In my role as Lead Program Manger for Business Intelligence in the Microsoft Dynamics AX team, one of my architectural goals is to help AX developers exploit the power of Microsoft’s BI stack.
With regard to BI stacks they have a reporting component and Dynamics AX has its own reporting engine (MorphX) and in Dynamics AX 2009 we’ve added support and are integrating with SQL Server Reporting Services (SSRS). From a strategic point of view this is important: Over time we want to not only work with it, but also increasingly use it in Dynamics. There’s an huge team of talented people working on SSRS and it represents Microsoft’s reporting story. By increasingly adopting this stack we leverage their expertise and efforts and simultaneously get more time back to focus on adding features to Dynamics AX.
So, from the perspective of code and managing resources (people and time and money) this makes sense. What I’ll address in this post is to help make absolutely clear why this is a REALLY GOOD THING FOR USERS.
First, let’s take a look at a report built with MorphX in Dynamics AX 2009.
NOTE: These screenshots use SQL 2005. Dynamics AX 2009 supports both SQL 2005 and the recently-released SQL 2008 but my demo machine only has 2005 installed on it.
We start with the report called “Divided Trial Balance” in the “General Ledger”.
Clicking on “Divided Trial Balance” will launch this dialog to set parameters for the report
Select the From and To dates …
Click OK. The MorphX report is shown
NOTE: I realize this is a bit hard read because the report is sized to fit the screen. Time for that 30” monitor.
If you paid close attention to the list of reports in General Ledger you may have noticed there were two reports called “Divided Trial Balance”. One of them had an asterisk by the name.
In an out-of-the-box install of Dynamics AX 2009, reports built with SSRS are marked with the asterisk so that they are easy to find.
Let’s click on it. This window launches.
It looks a bit different from the MorphX version but there are some common elements.
Set the From and To dates.
And then click View Report. And you’ll see this:
So these reports look roughly equivalent (which was deliberate).
And you can see some features of SSRS in the export section of the header.
AX 2009 Introduced Role Centers (a.k.a. Dashboards) for about different 30 user personas. Role Center’s heavily use SSRS.
Let us look at a Role Center (by navigating to the Home tab).
My user account is set to be the CEO of the company in the AX database, so I see the “CEO Role Center” which I click Home.
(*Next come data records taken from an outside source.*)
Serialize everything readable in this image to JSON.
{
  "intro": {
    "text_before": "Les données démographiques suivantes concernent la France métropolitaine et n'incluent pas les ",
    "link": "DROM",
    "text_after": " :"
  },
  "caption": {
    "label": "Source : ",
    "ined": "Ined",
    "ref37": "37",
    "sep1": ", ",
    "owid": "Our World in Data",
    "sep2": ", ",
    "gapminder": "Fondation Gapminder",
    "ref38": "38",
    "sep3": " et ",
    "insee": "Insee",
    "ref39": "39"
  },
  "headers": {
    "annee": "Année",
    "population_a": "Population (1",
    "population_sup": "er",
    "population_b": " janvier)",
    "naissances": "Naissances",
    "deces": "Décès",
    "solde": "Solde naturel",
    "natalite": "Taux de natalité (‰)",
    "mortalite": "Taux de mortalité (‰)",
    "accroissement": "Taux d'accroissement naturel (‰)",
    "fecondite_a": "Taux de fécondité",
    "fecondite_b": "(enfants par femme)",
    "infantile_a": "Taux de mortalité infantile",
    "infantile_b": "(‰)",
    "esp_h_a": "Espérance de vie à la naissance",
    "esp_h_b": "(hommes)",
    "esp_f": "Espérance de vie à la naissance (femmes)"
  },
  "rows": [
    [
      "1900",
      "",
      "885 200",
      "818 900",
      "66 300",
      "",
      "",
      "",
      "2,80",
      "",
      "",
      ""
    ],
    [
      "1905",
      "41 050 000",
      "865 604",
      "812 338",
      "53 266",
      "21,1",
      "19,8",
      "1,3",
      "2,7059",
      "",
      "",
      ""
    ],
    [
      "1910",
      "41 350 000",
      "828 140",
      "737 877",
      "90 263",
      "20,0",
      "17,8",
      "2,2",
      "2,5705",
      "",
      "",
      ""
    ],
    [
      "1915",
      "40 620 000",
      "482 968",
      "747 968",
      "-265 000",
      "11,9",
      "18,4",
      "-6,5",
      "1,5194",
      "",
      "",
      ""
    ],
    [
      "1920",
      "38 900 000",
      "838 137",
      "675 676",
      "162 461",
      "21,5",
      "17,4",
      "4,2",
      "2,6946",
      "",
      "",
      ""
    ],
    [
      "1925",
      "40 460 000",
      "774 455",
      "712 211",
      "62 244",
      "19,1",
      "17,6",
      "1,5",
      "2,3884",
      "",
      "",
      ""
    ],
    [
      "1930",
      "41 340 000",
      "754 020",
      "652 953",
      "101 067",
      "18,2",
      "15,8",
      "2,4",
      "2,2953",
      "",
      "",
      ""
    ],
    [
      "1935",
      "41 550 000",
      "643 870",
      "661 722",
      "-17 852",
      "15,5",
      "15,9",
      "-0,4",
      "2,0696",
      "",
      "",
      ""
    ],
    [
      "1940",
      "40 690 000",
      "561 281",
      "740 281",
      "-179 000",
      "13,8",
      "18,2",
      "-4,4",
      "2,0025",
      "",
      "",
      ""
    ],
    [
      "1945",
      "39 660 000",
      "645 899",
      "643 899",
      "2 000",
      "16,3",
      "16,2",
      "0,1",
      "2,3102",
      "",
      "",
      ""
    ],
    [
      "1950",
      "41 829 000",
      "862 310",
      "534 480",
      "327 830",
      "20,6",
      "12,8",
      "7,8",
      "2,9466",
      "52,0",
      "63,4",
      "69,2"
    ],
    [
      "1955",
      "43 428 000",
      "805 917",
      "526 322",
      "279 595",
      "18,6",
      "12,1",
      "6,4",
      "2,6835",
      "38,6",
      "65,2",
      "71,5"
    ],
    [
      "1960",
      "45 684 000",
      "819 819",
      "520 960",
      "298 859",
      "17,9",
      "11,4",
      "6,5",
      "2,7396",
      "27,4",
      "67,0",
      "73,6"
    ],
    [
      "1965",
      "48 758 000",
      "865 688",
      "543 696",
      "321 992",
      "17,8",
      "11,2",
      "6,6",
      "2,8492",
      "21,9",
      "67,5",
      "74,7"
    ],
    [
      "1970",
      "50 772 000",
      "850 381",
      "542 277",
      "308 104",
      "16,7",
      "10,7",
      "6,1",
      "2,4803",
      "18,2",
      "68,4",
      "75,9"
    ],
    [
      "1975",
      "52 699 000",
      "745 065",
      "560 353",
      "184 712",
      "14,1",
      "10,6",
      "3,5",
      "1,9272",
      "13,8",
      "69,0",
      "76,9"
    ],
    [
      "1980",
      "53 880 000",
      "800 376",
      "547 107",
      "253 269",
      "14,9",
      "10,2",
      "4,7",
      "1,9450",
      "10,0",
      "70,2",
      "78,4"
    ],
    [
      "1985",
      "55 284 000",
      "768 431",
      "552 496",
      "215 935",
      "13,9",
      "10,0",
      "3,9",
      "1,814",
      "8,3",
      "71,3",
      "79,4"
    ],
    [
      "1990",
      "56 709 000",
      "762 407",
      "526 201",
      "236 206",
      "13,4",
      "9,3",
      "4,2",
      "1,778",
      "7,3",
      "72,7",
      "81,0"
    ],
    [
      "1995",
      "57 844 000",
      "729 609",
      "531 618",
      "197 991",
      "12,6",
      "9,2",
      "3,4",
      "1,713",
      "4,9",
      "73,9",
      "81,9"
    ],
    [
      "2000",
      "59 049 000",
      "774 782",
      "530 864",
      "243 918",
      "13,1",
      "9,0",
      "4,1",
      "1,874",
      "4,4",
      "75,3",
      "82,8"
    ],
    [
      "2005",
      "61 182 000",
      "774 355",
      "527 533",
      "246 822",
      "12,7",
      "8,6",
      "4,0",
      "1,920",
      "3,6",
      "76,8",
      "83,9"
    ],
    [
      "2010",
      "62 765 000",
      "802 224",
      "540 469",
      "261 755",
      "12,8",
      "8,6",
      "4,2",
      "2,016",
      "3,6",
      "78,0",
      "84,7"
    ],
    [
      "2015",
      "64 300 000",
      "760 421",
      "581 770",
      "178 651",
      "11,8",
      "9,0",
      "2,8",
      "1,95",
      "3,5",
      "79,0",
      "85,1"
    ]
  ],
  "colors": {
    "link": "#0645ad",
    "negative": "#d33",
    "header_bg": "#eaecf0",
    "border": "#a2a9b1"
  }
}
NOTE: I don’t have all the correct data in my AX demo database, so some of the numbers don’t make sense in these screenshots (especially for the KPIs and Indicators)
Everything bounded by the red box below is implemented as a SharePoint web page.
And everything you see highlighted by the red boxes below are actually SSRS reports (also web pages) embedded in the Role Center web page.
Role Centers are a key feature of Dynamics AX 2009 and SSRS is critical for them to work. If you don’t use SSRS then you won’t achieve the value we put into the product.
To make this more obvious – here’s what happens if you don’t have SSRS running.
Again: you need to be using SSRS with Dynamics AX 2009.
Now, let’s take a look at some of the other role centers. It should be obvious where SSRS is being used.
Bookkeeper role center
The Operation Manager role center
The Production Manager role center
Shipping and Receiving role center
At this point what you’ve seen is that SSRS gives us some charting abilities which were not possible with MorphX.
But, where can you take SSRS technology? How much better can these reports be because of SSRS? Because we didn’t spend a much time making the reports “slick” in AX2009 it’s sometimes hard to see the value. Fortunately, I know exactly how to show you were we want to go with SSRS and what is possible TODAY.
Here are real-world examples from my previous team, Microsoft Forefront Client Security. This product was released in 2007 and uses plain SSRS 2005 with no Dundas Charts or special activex controls. Everything you see is possible with “what’s in the box”.
And let’s take a close up view on the Security Summary report.
Now, wouldn’t you like that in some of your dashboards?
Or if you need more of the data look at the security state assessment summary report
I hope this post has made you more familiar with Dynamics AX and some of the new features in Dynamics AX 2009 and most importantly I hope you can see that we aren’t interested in SSRS just because that’s what are paying some “strategic tax” but rather there’s some really great value in SSRS for AX customers.
Over time, we will increasingly adopt and integrate SSRS into AX. And in our next release after AX 209 I am planning on giving you some compelling analytics experiences both in terms of the insight they offer for BI as well as in terms of visual style and quality by fully exploiting the power of SSRS.